■ Required action:
Copy out every line of the data where the word "value" is found.

■ Supplied material:

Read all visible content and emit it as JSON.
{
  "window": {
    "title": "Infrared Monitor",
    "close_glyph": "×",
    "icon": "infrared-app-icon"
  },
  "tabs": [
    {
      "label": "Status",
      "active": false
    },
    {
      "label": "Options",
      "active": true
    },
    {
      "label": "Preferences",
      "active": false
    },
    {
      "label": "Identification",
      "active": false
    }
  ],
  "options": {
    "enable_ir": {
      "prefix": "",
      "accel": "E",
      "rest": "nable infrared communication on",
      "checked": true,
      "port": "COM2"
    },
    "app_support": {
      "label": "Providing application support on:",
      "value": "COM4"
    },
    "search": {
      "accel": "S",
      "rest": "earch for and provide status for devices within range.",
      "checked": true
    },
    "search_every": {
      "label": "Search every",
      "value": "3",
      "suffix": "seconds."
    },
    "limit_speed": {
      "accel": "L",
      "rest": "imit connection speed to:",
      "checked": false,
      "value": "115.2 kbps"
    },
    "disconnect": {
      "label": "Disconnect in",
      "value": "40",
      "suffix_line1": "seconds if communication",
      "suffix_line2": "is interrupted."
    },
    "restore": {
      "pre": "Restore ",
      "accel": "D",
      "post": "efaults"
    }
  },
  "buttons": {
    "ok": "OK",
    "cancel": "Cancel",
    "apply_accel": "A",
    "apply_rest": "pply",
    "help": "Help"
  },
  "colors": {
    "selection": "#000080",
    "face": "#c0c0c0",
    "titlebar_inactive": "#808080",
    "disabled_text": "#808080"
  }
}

■ Expected answer:
      "value": "COM4"
      "value": "3",
      "value": "115.2 kbps"
      "value": "40",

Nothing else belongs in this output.